> Assignment:
Work through the data below and give the number of lines holding "screenshot", nothing more.

[Records from a collection]

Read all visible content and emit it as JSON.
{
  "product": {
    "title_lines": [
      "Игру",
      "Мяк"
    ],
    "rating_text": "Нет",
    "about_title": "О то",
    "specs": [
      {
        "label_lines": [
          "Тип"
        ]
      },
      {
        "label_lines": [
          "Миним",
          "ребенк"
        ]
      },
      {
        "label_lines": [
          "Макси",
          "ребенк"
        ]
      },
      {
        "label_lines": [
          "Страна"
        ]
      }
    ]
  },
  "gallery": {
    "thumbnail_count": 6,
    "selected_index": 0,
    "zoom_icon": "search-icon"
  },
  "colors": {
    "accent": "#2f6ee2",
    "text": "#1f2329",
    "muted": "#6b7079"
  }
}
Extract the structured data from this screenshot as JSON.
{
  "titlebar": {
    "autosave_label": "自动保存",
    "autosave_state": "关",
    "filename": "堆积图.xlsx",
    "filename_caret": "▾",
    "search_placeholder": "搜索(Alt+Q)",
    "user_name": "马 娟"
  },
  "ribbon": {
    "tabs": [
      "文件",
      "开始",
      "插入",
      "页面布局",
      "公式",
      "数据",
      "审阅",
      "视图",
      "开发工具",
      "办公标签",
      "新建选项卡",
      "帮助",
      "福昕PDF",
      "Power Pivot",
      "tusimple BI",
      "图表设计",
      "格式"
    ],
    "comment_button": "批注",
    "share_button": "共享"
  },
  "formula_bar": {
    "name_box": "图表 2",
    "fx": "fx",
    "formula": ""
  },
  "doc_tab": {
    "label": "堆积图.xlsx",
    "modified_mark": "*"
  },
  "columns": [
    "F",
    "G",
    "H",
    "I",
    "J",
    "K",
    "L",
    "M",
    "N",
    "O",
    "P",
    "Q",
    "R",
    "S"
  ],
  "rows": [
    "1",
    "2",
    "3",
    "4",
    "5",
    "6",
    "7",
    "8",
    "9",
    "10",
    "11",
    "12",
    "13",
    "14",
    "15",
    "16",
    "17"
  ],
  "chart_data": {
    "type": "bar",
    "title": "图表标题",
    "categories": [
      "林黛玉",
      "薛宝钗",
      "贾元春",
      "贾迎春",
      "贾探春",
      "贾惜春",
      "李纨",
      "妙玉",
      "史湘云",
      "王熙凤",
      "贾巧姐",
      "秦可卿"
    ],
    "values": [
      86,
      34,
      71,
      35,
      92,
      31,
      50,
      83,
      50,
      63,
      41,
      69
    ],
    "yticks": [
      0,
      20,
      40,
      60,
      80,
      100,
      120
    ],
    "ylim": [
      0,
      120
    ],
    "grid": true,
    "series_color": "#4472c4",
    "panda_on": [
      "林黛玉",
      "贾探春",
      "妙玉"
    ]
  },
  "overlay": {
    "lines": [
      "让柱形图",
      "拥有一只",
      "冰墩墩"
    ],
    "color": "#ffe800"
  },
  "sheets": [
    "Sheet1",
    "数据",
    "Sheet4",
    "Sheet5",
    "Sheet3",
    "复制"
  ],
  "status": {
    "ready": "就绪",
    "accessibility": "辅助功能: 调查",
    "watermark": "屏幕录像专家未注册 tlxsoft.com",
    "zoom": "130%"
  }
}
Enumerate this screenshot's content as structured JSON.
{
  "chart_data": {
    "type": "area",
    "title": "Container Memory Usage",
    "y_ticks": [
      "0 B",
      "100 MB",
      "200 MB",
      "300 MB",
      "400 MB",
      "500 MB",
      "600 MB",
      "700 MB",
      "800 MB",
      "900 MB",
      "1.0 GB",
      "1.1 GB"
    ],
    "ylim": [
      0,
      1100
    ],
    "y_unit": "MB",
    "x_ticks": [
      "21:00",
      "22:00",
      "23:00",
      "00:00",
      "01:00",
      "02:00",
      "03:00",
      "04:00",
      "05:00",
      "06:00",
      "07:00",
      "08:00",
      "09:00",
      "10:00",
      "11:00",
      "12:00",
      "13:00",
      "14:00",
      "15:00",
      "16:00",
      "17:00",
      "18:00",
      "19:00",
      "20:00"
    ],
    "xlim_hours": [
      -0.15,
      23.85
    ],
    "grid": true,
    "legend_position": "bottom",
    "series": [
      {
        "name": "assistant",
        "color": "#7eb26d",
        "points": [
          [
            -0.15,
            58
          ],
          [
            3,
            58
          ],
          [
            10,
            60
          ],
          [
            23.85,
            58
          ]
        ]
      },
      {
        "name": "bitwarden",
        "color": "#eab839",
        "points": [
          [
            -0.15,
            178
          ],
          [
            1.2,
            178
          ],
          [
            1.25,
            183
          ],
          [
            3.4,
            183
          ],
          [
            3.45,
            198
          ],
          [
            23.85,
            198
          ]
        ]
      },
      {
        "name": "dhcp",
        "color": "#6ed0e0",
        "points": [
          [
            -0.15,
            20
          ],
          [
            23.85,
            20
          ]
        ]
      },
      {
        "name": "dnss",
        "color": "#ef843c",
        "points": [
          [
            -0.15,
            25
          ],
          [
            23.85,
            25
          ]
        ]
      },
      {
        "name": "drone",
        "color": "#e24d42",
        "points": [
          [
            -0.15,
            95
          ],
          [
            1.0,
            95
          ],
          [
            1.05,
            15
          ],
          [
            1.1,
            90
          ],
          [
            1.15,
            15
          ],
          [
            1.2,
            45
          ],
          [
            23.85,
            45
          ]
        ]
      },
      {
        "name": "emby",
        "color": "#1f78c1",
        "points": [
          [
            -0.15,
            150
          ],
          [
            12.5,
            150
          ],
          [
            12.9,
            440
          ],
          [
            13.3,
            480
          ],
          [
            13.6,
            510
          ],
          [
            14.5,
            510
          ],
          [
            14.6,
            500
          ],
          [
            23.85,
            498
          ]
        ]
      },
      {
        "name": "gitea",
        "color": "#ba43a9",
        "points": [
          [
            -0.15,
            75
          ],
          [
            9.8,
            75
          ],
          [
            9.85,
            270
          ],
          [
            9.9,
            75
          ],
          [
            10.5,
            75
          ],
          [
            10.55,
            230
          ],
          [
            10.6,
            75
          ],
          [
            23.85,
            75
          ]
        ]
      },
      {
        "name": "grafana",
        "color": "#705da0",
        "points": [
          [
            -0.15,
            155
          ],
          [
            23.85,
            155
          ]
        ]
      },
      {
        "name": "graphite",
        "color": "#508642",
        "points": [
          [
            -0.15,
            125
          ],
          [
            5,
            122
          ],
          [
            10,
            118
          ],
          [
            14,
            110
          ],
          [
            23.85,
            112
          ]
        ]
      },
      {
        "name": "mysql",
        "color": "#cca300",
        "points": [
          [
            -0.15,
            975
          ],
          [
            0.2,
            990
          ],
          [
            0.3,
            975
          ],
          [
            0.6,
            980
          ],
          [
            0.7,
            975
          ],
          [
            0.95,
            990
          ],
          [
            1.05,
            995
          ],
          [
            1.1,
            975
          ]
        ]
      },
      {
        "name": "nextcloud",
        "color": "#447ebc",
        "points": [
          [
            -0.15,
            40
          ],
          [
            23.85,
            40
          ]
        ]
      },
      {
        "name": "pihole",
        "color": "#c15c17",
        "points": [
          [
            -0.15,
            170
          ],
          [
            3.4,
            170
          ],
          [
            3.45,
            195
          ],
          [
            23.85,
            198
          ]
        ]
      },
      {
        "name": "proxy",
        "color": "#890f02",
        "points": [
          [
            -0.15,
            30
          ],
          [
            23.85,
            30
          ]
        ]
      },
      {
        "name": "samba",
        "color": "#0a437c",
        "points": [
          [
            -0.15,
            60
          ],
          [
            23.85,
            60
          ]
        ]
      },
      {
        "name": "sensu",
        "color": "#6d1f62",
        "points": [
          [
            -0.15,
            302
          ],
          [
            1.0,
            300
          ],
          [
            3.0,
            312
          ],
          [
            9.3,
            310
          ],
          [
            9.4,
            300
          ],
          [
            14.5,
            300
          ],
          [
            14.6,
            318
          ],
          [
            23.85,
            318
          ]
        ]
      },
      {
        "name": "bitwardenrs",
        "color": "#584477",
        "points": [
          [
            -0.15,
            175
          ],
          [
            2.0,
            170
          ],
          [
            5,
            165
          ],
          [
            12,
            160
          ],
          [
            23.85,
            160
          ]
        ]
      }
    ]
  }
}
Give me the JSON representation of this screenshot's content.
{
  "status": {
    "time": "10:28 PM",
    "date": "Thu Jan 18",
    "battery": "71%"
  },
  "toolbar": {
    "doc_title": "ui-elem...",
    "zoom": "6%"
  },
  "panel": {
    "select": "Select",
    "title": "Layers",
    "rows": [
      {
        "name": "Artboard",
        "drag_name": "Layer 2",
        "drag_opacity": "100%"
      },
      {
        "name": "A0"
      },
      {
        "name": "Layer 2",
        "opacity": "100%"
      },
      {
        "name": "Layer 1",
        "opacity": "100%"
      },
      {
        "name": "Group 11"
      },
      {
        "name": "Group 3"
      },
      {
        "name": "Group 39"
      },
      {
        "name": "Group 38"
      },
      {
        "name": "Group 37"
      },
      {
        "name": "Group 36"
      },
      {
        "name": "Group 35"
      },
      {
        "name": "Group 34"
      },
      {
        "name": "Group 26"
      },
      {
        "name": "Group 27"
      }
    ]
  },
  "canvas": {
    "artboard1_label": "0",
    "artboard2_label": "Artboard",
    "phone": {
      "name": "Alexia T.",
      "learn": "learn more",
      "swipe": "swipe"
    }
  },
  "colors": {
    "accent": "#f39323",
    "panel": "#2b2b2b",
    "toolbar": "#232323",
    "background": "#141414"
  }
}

> Exercise answer:
3